Our sixth grade students have translated this traditional Yup’ik story into English. They wrote it as part of a BreadNet electronic exchange with students from the Navajo Nation in New Mexico. Our sixth graders decided that an older, "word-by-word" translation of the story was inadequate for the project, so they decided to write a new, more fluid version for their Navajo friends.

 

Listen to our students read their own translation of Long Nails. (.wav)

 

 

 

See the word-by-word translation as it was before our students changed it. (.pdf)

 

Cetugpak/Long Nails

 

 

View an older, illustrated, Yup'ik-only version of this story. (.pdf)

 

Cetugpak (pages missing)

 

 

What is next?

      Presently, the sixth grade Yup'ik class is transcribing (.avi) a local variation from the tape-recorded voice of a village elder. Some residents believe this local variationhas never before existed in print.

      Local variations tend to be unique to particular groups of villages and are usually not familiar to people from outside those villages. Long Nails is not a local variation, as it is commonly known in most villages.

      Once transcribed, the Yup'ik class will use the story to produce a short Yup'ik play. Students have expressed interest in working toward an English translation of the story also, if there is time.

Translated from Yup’ik by the 6th Grade Students of Lewis Angapak Memorial School
BLSE Breadnet Exchange with Navajo Nation class partners in New Mexico
illustration from a much older Yup'ik version of Long Nails
Teachers: David Miller and Sophie Enoch (Alaska); J.J.Johnson (New Mexico)

Winter 2006

Long Nails

           Once there lived a grandmother and her grandson. The grandmother warned her grandson not to go among the tall grass across the river. One morning the grandchild went berry picking at the other side of the river, despite his grandmother's warnings. When he was picking berries he became very curious of what was in the tall grass. While he was picking, he inched himself toward the grass. When he got closer, he saw a trail that went into the grass. After thinking about it, he decided he would follow the trail and come back right away. So he started to follow the trail.

           As he went on, the grass became taller. Then a stream of smoke appeared ahead of him flowing straight up. When he reached it there was a small house. He climbed it, looking around cautiously and carefully. At the top he peeked though the window and saw an old woman sitting and playing with her nails.
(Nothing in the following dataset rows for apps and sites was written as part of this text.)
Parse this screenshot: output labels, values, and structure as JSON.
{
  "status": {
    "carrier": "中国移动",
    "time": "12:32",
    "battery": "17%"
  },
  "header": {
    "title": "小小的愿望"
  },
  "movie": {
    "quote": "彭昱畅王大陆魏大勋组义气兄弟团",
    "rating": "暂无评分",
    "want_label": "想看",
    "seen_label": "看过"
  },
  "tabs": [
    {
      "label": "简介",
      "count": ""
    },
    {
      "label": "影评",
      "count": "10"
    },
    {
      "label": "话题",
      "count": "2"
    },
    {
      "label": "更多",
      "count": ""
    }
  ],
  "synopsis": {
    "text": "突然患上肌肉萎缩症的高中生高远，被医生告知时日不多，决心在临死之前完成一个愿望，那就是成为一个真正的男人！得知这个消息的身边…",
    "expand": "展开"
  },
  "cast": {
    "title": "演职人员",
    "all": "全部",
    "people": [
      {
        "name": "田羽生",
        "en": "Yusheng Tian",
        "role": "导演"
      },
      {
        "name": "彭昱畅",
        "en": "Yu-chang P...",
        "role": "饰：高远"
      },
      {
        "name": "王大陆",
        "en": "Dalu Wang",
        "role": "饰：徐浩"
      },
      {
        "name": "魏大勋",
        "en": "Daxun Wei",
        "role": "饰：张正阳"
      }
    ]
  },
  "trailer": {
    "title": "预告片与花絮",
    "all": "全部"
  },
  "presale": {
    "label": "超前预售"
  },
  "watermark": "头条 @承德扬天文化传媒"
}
Her nails were very long.

           Even though he didn’t make any noise, the old woman shouted at him to come down and come in. The grandchild climbed down and went in. When he came in she served him boiled fish. While he was eating the old woman kept playing with her fingernails. Then a small boy came in quickly and threw a tantrum about wanting to eat. The old woman screamed at him, telling him he would not eat, but the boy ran out quickly to the porch saying he was going to eat. The old woman ran after him, and the boy started screaming.

           All of a sudden, the noise subsided, and the old woman came in and sat down. The grandchild became frightened, so he made an excuse to go pee. At this, the old woman said to him, "Why don't you pee in my palm." The grand child replied," Uh, I would, but I don't know how to pee in the palm." The old woman said again, " Why don't you pee in my mukluk." The grandchild replied, "I would do that, but I don't know how to pee into a mukluk." The old woman said to him again," Why don't you pee into my fire place?" The grandchild replied, "Uh, I would do that too, but I don't know how to pee into the fire place."

           The old woman, losing her patience, told him to go pee in front of the house, but to come back in right away. When the grandchild went outside, he found a little boy lying dead in an oval cauldron. This frightened him, and right away he tightened his belt, and after gathering his berries, ran home. As he was running, he started to hear stomping sounds from behind, like this: "tum, tum, tum." He briefly turned back and saw the old woman galloping like a dog after him. She’d extended her nails toward the grandchild, nearly reaching him.

            When the grandchild arrived at the river, he told the ptarmigan on the other side of the river that the old woman was chasing him. The ptarmigan stretched his legs across and told the grandchild to come across. When he reached the other side of the river he told the ptarmigan to let the old woman come across, but he told the ptarmigan to pull back his legs when the old woman got to the middle of the river.

            When she got to the river she yelled and howled, demanding help to cross. The ptarmigan stretched out his legs and let her cross. When the old woman reached the middle of the river the ptarmigan pulled back his legs and the old woman sank and drowned. Mice started surfacing in the water where she went under. They turned out to be the old woman's lice.

           From then on, the grandchild followed his grandmother's directions.

 

 

Courtney Cazden, Harvard Graduate School of Education

Bring mouse to image for a remark from Courtney Cazden.